What you are asked to do:
Work through the data below and copy out every line where "this" is found.

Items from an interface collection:
BEGIN
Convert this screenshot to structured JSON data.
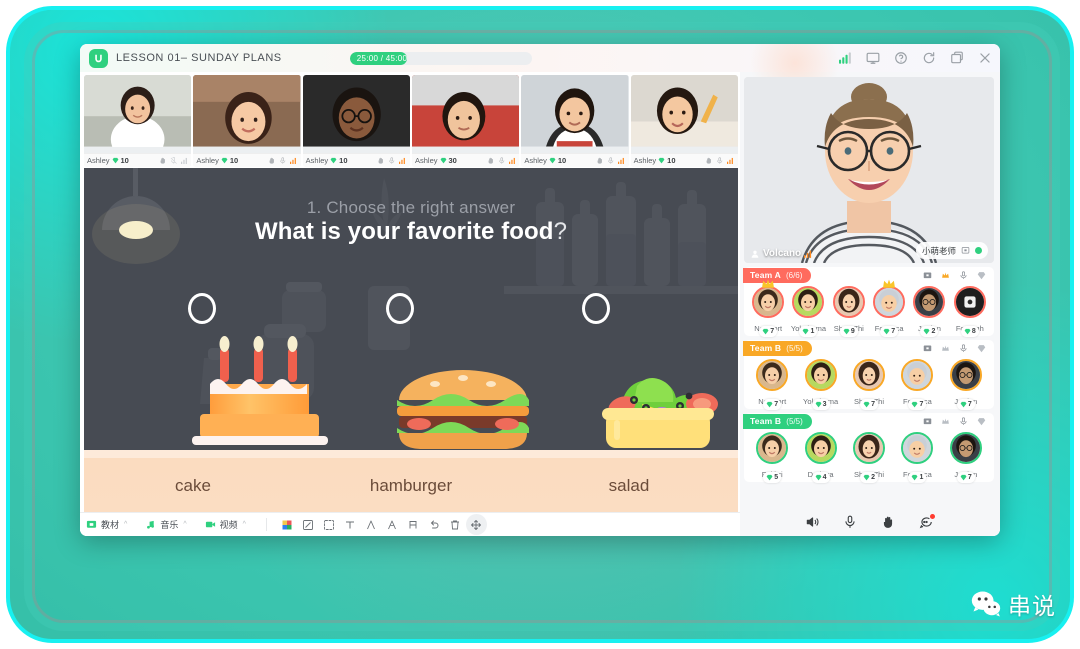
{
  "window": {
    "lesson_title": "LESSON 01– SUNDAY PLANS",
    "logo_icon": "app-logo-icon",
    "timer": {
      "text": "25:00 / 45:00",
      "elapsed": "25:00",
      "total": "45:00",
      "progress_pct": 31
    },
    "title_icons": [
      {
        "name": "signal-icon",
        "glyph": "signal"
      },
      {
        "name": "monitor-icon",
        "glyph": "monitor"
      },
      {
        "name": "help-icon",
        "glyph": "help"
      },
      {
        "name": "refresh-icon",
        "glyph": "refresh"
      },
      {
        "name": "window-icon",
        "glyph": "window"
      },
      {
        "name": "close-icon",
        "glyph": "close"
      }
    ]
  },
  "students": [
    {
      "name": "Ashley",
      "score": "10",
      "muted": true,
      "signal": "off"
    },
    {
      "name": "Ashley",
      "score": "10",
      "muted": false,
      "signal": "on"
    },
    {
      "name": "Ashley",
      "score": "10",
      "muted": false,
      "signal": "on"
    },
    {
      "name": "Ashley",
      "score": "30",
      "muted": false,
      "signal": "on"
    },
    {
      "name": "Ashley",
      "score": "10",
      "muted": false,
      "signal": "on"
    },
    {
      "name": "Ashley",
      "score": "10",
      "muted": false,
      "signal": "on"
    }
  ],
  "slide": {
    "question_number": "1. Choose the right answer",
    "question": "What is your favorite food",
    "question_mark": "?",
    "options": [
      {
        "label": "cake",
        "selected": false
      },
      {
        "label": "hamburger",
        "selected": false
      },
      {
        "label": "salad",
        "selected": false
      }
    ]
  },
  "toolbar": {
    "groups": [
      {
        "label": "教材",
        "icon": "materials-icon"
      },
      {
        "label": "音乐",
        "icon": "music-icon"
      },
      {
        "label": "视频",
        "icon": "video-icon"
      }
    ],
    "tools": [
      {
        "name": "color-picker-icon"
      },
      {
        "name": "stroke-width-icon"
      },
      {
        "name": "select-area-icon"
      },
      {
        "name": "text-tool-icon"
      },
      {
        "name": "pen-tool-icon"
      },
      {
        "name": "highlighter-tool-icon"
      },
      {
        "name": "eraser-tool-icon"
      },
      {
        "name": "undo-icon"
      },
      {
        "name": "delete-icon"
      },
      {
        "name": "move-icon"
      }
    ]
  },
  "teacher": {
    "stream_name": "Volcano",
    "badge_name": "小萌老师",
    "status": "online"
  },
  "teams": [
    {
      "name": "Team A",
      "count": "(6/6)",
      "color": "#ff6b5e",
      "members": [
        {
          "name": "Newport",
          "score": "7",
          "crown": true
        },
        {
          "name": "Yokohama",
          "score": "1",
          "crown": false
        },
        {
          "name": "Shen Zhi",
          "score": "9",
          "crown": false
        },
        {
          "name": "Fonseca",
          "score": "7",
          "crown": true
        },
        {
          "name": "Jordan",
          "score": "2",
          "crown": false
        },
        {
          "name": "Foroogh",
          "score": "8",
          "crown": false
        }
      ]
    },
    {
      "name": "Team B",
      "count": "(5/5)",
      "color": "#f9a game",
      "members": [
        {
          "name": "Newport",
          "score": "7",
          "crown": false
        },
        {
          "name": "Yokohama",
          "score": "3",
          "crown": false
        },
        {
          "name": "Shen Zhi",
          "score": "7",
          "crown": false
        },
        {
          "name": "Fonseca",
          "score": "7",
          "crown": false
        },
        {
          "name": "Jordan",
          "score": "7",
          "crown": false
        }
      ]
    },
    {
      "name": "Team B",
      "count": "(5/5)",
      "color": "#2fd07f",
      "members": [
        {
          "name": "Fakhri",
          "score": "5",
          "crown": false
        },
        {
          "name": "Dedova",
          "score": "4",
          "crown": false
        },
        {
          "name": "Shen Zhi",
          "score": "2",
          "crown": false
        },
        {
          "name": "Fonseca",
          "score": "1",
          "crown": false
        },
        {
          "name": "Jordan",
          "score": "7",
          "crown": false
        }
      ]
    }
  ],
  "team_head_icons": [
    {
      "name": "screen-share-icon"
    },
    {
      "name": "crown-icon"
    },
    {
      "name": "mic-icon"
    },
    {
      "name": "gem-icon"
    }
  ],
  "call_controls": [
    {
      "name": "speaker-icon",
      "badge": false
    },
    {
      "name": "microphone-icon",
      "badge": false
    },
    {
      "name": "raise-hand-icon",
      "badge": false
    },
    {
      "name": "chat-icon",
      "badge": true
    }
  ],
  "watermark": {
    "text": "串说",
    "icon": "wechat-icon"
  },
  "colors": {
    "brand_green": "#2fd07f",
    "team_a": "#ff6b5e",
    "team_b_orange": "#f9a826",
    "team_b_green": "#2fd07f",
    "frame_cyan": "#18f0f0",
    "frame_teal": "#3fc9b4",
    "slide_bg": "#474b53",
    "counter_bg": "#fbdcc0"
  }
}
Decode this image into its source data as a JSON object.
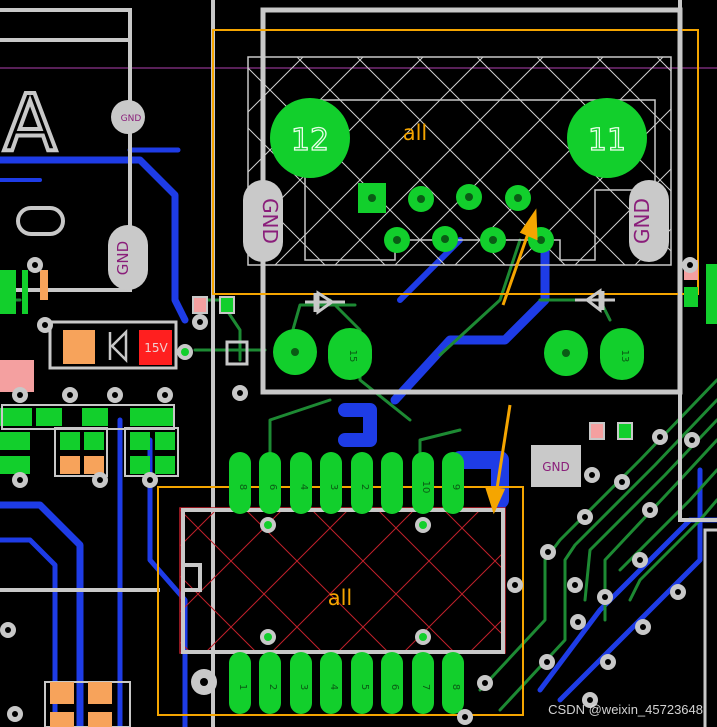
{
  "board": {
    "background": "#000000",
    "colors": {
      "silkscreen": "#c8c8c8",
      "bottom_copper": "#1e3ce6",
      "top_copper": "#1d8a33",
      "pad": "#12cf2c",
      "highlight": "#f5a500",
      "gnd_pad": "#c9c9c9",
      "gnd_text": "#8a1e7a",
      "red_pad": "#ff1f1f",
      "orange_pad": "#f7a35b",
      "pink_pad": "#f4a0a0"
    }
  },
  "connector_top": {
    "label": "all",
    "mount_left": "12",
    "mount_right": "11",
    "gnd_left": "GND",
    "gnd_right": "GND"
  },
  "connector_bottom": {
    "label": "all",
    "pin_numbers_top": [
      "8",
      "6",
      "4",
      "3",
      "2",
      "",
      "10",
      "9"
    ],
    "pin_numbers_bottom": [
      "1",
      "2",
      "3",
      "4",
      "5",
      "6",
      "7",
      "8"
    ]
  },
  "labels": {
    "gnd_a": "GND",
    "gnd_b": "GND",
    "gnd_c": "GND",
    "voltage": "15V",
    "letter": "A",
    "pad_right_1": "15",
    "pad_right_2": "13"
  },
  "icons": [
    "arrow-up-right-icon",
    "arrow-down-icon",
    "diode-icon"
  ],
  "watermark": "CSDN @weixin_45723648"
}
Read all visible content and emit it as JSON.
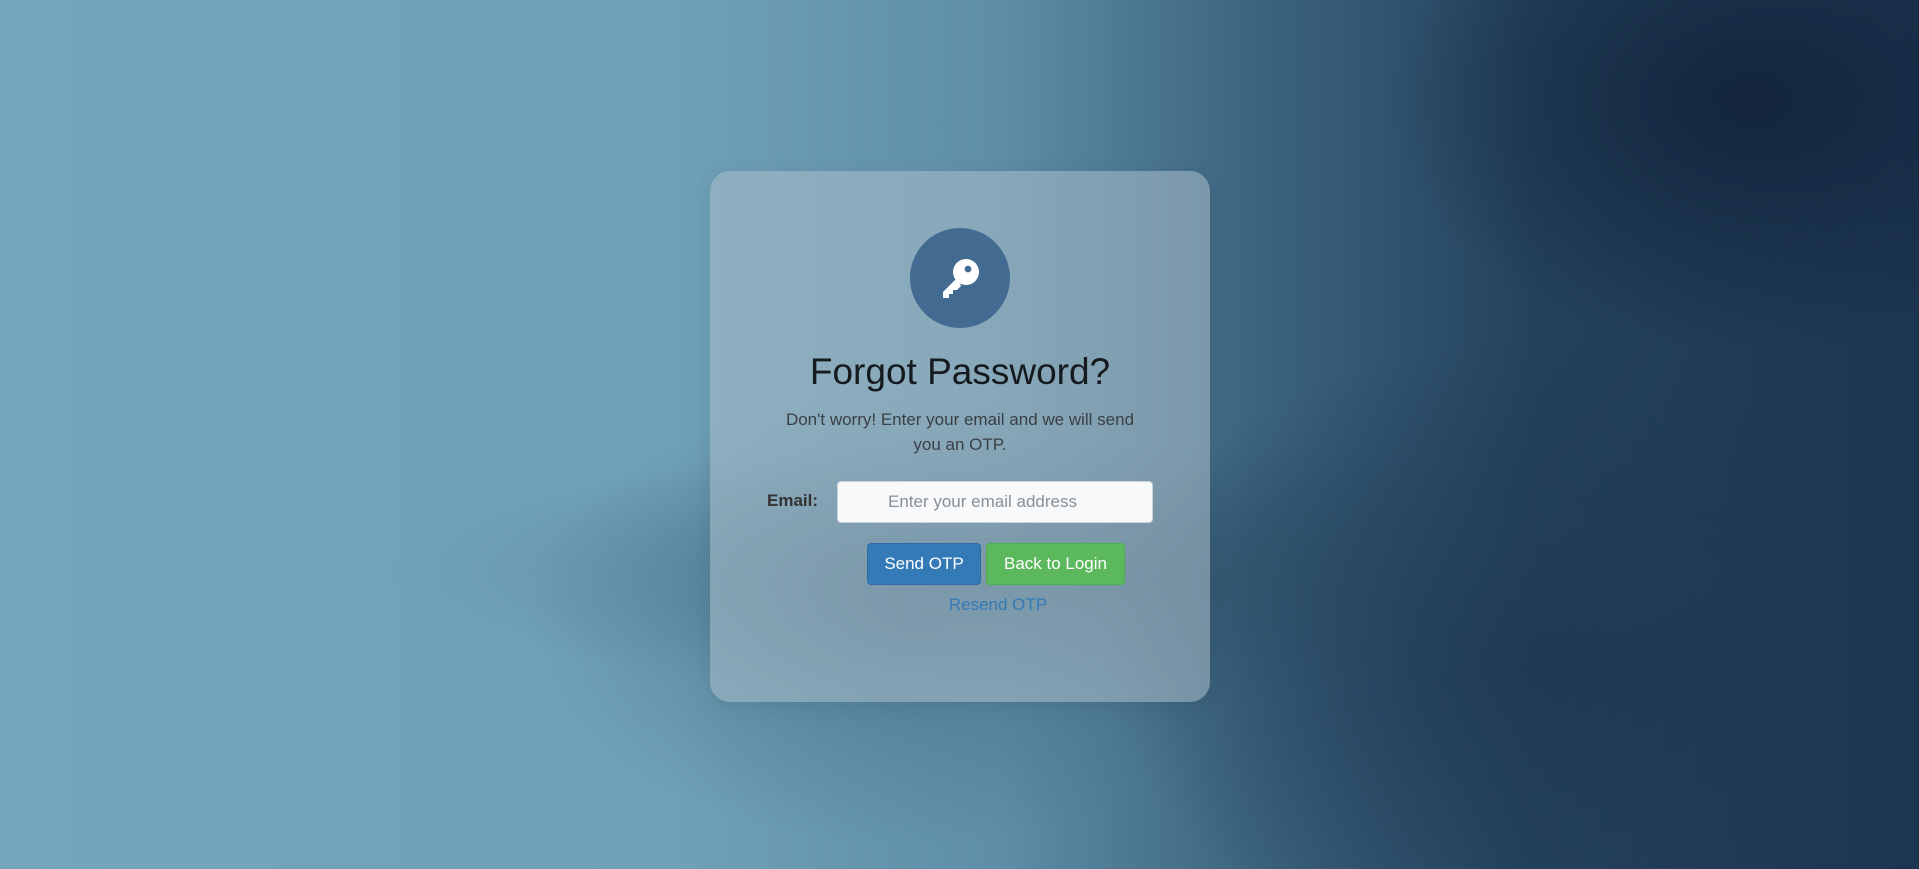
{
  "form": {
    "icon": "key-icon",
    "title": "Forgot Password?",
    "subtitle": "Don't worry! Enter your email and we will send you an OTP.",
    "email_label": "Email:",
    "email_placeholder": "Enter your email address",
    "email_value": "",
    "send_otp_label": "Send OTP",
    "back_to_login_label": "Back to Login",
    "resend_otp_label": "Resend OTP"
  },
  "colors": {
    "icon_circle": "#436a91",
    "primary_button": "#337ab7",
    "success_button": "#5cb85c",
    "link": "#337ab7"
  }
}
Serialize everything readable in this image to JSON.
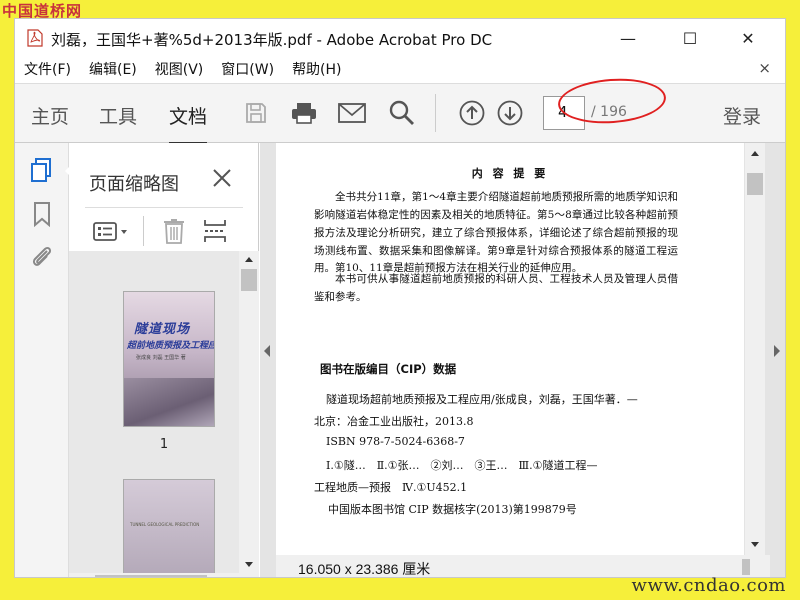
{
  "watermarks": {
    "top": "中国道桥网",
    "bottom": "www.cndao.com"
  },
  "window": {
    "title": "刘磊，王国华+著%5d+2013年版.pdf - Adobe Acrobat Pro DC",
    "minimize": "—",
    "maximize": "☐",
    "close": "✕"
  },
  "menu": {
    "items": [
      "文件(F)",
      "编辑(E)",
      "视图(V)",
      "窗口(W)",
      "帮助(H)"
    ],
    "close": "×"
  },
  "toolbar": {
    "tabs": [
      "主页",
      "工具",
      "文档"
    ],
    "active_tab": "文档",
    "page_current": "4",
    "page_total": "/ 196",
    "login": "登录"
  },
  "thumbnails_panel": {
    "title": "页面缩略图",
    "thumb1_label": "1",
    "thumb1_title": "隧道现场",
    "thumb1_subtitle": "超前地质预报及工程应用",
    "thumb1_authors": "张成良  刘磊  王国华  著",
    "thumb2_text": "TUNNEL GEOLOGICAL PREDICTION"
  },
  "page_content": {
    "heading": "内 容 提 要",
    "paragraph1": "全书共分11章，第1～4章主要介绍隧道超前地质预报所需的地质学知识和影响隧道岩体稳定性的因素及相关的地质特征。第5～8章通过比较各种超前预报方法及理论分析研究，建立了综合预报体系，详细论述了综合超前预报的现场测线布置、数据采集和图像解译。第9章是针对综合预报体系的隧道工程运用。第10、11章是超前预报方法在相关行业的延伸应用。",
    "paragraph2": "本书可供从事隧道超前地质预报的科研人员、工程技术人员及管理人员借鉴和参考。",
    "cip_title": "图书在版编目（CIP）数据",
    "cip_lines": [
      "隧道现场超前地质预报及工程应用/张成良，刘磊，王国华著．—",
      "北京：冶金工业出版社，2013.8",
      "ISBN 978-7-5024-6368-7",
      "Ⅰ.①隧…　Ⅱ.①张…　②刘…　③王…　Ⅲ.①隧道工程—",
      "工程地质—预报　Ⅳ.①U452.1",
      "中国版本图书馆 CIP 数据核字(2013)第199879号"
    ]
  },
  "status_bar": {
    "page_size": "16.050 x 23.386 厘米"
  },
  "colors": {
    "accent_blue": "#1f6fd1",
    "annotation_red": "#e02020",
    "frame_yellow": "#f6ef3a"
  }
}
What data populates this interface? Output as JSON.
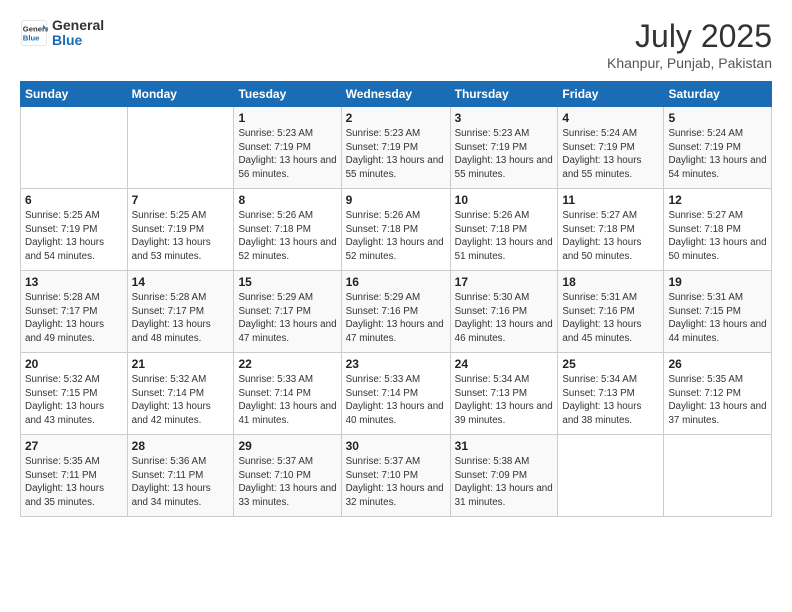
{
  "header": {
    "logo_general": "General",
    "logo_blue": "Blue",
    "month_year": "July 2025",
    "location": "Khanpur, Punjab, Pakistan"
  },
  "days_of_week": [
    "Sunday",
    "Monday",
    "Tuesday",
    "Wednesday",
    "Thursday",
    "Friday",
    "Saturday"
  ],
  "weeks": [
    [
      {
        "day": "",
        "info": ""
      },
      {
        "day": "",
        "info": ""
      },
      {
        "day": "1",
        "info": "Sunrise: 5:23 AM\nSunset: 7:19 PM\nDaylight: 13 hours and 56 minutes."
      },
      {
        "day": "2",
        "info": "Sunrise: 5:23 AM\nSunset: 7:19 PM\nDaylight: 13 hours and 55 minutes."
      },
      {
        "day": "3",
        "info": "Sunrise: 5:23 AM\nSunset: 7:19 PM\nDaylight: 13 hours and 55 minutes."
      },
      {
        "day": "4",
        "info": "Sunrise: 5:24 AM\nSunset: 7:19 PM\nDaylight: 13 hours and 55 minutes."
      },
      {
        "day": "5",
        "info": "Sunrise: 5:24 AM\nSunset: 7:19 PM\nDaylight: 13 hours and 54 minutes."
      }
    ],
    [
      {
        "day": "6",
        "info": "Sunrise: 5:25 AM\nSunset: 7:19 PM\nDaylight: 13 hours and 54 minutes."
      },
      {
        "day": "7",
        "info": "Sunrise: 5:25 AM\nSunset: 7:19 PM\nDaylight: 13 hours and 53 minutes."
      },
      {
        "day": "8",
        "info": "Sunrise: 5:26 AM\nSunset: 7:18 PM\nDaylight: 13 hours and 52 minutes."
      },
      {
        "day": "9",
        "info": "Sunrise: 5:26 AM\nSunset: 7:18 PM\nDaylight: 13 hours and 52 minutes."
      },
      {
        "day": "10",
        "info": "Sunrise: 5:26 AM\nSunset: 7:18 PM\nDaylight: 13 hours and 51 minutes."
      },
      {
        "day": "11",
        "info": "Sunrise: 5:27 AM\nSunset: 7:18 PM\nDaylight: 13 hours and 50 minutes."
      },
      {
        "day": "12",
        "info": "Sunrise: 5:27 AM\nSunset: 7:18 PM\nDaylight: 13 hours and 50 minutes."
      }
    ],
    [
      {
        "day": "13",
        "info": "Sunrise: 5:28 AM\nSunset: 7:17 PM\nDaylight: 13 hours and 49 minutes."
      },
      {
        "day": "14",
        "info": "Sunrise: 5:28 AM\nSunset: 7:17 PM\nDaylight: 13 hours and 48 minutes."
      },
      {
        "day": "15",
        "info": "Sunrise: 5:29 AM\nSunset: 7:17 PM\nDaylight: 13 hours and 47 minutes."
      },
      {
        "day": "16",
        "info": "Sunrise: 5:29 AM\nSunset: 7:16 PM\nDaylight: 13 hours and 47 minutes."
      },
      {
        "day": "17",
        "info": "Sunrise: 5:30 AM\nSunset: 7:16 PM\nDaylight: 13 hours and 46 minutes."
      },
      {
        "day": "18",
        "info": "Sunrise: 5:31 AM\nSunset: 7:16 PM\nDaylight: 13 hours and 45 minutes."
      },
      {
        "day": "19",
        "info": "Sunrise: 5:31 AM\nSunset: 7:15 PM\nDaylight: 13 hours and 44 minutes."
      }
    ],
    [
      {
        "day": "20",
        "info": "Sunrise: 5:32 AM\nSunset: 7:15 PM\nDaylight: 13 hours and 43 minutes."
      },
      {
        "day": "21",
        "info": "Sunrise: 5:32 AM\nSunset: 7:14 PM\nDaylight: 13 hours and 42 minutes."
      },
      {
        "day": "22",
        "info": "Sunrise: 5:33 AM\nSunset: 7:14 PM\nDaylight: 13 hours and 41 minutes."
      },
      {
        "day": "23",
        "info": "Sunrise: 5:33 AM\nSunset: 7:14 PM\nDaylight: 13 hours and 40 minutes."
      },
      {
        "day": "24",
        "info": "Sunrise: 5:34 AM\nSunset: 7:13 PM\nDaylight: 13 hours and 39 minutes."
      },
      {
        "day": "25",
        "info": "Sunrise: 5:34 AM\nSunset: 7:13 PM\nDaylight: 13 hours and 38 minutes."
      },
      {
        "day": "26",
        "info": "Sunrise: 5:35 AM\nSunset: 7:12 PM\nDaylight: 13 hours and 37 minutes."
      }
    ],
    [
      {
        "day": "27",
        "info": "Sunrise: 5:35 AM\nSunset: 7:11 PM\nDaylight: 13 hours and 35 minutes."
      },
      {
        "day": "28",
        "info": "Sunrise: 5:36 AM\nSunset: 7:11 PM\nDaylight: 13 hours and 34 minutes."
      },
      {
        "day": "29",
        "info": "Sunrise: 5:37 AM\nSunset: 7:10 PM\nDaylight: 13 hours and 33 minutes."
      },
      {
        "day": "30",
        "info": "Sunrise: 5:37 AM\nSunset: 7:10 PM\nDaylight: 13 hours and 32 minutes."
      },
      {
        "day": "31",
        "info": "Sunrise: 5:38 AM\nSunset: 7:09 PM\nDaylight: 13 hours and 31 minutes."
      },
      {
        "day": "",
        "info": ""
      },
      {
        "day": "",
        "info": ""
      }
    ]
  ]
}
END
Problem solution:
Convert this screenshot to structured JSON data.
Decode this image into its source data as a JSON object.
Serialize everything readable in this image to JSON.
What data populates this interface? Output as JSON.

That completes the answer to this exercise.